Over the past few weeks, I’ve been reading a lot of books by Nicholas Fisk. It’s one of those projects I’ve always meant to get around to; with Trillions and A Rag, A Bone and a Hank of Hair Fisk was one of my formative sf reading experiences. I’ve always wanted to go back and see how he holds up, and perhaps write an essay about his work. What I hadn’t appreciated, until quite recently, is just how prolific Fisk is. I’ve read nine of his books now, and that only really scratches the surface.
Anyway, book number ten is a short story collection, the only one by Fisk I’ve come across: Sweets from a Stranger, first published in 1982. I’ve decided to blog it story by story this week, as a start on getting my thoughts on his work into some kind of shape.

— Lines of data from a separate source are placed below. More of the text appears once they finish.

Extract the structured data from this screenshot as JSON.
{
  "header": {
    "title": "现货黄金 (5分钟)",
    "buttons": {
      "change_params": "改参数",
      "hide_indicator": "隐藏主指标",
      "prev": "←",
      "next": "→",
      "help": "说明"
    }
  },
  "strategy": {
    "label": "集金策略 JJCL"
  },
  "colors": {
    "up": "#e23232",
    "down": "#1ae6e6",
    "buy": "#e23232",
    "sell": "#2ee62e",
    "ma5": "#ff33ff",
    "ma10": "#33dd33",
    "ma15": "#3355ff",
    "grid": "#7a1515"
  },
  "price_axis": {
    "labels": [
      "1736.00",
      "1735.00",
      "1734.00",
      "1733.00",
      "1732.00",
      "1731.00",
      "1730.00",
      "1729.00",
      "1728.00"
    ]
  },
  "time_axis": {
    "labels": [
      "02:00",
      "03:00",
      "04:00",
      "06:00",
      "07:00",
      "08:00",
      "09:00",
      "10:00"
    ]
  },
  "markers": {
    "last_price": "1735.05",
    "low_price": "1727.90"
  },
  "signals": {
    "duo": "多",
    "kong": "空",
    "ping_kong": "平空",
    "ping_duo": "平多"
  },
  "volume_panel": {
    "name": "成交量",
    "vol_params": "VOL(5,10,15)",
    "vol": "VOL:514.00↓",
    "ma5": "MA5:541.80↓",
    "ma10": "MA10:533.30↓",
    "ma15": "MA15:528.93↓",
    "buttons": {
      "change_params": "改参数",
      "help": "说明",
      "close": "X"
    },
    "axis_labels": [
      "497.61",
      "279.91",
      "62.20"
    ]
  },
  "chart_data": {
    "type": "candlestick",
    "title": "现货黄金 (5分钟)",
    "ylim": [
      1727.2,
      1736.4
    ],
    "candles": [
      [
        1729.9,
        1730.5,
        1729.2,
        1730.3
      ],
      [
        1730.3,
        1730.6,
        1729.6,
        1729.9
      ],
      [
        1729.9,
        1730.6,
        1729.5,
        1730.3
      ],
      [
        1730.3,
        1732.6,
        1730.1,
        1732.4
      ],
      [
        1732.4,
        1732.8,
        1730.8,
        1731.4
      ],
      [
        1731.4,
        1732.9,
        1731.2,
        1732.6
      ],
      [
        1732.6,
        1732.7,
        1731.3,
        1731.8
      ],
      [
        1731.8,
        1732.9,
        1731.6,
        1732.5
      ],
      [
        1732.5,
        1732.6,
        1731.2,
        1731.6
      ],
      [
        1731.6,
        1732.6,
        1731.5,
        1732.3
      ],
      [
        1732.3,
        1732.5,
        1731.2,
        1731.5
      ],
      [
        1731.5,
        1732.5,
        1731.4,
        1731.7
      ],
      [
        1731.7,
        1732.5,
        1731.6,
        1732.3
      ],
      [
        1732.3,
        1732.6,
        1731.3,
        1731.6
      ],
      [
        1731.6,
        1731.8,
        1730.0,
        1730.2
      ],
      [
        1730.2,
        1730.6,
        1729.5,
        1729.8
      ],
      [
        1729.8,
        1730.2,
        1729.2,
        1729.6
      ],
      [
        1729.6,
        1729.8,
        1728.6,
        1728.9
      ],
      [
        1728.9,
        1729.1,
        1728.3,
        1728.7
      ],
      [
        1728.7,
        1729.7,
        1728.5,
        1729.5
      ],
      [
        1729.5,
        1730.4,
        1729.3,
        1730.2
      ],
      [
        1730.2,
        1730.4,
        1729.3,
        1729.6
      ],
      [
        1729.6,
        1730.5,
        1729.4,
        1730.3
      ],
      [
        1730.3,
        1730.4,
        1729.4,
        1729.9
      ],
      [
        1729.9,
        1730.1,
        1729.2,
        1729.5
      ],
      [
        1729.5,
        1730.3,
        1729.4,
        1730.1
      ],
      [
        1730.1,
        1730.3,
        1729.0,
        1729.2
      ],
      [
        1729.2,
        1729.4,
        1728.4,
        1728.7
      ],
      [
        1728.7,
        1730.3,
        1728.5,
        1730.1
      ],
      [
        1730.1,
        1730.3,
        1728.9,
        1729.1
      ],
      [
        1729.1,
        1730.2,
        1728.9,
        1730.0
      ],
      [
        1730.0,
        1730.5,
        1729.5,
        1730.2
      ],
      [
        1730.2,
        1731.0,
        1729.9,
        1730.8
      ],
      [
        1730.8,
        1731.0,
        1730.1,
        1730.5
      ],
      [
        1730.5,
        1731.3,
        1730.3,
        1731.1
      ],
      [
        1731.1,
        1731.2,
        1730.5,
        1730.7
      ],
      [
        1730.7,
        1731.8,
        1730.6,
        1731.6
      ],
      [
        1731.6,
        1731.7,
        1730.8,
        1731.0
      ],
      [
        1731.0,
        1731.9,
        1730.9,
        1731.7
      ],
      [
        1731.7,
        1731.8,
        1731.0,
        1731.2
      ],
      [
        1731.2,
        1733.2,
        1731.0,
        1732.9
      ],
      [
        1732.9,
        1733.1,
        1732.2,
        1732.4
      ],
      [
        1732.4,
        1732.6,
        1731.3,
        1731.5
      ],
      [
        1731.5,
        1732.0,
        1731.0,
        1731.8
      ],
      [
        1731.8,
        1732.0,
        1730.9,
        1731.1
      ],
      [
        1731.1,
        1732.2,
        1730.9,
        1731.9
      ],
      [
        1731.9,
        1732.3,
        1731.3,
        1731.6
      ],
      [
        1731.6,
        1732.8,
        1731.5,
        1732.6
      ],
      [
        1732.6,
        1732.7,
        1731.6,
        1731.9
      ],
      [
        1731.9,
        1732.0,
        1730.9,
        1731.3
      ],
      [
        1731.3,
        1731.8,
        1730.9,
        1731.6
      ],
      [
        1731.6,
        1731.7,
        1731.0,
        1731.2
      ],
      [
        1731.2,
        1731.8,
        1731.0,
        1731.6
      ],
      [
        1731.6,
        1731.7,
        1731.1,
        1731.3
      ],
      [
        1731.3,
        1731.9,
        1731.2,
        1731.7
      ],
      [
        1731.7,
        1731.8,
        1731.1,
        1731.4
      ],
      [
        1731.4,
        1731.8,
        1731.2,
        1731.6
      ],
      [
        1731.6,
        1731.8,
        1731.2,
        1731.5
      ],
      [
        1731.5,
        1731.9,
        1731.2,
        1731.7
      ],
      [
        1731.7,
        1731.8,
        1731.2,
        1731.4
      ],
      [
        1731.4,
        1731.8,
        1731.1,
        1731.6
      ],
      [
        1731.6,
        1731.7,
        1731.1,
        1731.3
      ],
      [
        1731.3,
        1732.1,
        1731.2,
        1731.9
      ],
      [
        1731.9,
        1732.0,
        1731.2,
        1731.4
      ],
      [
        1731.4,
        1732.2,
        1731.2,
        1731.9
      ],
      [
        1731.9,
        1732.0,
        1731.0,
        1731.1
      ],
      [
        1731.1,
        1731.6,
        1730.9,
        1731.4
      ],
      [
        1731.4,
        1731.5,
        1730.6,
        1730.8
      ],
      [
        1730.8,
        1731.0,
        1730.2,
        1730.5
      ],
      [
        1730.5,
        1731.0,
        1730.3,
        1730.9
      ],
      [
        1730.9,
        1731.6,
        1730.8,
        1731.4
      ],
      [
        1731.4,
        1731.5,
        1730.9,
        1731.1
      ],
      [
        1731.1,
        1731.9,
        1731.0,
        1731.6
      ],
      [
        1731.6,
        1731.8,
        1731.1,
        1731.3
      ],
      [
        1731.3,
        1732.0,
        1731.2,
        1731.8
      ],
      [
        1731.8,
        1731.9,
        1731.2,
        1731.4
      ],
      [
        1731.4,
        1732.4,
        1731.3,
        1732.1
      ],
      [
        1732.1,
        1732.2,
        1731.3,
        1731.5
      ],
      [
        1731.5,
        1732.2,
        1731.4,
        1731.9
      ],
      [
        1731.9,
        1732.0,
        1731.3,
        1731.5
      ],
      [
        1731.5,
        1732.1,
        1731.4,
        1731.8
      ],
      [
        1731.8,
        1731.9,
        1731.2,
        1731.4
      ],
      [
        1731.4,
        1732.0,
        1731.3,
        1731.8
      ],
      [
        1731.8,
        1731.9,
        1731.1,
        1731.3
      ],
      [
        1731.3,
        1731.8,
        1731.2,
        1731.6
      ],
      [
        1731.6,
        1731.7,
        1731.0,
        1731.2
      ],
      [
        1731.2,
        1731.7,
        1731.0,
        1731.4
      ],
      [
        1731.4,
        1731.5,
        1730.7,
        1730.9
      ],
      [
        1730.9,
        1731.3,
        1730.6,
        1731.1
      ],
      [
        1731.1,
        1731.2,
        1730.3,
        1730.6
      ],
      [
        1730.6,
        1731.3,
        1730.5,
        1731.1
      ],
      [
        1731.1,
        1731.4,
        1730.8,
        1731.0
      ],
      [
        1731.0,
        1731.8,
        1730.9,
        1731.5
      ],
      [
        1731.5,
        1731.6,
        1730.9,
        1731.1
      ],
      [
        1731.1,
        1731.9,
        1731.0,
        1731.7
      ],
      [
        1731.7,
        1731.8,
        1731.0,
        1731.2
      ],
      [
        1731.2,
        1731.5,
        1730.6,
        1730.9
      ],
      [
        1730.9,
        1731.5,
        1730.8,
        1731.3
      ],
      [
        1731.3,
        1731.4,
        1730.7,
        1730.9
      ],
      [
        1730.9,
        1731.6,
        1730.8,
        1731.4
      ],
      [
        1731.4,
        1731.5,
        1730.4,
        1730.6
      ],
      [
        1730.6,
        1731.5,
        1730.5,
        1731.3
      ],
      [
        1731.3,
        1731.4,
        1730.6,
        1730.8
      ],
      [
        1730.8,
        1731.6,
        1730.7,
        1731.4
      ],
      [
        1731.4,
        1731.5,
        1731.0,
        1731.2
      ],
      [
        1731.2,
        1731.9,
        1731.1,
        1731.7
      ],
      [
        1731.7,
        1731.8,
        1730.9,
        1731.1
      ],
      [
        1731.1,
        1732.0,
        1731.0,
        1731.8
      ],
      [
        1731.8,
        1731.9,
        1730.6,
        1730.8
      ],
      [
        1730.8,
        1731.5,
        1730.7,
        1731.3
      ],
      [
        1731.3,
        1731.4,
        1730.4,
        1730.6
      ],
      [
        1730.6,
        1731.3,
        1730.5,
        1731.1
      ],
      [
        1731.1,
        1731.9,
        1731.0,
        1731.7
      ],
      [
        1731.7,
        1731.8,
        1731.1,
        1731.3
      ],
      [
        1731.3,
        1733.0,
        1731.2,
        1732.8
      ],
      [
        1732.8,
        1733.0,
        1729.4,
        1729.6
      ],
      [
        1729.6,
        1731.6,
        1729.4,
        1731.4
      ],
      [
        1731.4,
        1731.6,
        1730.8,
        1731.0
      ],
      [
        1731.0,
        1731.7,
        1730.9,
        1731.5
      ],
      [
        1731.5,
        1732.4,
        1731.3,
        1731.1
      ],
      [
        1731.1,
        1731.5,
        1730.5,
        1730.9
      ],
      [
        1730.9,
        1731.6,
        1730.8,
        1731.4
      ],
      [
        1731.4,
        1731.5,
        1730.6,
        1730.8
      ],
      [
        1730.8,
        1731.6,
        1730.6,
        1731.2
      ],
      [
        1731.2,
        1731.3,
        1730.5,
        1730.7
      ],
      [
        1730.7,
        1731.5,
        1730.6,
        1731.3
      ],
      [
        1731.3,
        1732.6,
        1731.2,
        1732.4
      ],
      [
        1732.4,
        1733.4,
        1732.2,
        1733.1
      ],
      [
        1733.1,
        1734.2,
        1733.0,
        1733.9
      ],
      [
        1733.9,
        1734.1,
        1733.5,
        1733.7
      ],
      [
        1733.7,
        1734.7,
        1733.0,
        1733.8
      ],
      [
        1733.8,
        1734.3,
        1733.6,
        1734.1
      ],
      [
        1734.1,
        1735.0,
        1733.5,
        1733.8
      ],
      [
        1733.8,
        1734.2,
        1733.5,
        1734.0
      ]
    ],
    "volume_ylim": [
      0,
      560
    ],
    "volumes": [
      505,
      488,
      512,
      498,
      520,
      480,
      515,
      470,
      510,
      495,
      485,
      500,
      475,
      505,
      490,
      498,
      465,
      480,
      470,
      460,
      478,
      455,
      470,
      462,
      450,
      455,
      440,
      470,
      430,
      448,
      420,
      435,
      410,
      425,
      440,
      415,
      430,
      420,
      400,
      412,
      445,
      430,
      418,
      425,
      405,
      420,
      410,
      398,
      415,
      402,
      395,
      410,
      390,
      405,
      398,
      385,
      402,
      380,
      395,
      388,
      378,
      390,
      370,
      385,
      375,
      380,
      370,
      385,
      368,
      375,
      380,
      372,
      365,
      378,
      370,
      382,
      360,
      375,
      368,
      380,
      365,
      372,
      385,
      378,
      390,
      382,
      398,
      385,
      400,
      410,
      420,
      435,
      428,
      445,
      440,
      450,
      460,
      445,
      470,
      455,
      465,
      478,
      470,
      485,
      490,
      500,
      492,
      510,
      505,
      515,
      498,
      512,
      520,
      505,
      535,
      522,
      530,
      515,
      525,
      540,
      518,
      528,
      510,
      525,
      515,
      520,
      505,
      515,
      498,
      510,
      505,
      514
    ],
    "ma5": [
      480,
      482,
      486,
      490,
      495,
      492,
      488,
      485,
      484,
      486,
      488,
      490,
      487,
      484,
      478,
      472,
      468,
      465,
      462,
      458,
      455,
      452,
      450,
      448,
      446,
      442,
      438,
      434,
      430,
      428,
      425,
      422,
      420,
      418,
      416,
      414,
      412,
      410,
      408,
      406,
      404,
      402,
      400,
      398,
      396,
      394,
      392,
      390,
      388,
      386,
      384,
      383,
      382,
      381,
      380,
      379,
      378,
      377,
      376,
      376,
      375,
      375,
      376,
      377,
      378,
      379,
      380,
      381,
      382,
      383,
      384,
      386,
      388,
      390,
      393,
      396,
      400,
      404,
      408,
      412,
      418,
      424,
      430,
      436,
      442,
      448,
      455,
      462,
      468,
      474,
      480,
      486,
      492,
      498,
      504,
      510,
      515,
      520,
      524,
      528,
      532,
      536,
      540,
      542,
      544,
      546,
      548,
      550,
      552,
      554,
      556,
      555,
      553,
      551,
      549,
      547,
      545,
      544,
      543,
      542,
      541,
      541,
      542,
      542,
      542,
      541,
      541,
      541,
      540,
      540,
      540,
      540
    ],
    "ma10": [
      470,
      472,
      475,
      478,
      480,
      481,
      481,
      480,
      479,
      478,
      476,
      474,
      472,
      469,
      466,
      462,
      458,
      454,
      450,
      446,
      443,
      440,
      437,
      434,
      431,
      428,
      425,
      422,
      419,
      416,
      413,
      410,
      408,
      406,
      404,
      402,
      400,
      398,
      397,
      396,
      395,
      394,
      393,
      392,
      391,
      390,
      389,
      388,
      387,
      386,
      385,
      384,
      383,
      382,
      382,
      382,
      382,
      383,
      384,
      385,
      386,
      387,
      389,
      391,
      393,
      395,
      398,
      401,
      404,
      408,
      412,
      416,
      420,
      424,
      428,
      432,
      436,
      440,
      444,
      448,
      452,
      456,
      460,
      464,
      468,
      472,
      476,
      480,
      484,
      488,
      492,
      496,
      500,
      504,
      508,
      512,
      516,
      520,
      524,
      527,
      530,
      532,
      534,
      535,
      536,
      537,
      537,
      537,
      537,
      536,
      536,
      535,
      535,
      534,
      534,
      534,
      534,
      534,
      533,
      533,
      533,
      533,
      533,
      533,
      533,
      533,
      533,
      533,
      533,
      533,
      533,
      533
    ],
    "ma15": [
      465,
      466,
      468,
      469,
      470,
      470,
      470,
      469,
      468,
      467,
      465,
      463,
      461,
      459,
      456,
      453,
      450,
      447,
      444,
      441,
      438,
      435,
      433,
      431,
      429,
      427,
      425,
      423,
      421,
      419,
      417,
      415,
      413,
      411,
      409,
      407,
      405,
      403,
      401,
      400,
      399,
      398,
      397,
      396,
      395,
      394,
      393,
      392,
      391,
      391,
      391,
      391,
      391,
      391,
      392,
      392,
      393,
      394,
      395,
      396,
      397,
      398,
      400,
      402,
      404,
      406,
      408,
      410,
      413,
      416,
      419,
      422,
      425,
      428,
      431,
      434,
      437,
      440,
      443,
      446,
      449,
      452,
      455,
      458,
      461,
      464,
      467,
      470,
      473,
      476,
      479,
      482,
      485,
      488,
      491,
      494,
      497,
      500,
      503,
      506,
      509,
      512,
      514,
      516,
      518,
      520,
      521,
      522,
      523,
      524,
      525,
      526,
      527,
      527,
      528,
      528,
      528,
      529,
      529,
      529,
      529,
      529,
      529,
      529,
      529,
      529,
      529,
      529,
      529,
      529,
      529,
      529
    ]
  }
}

First up: the title story. There seems to be precious little about any of Fisk’s work online, but “Sweets from a Stranger” has obviously been taught at some point, since googling it brings up this pdf of the full text, which comes complete with questions for discussion. My thoughts later today, when I’m confident I’ve arrived at answers at least as good as the ones a ten year old would come up with.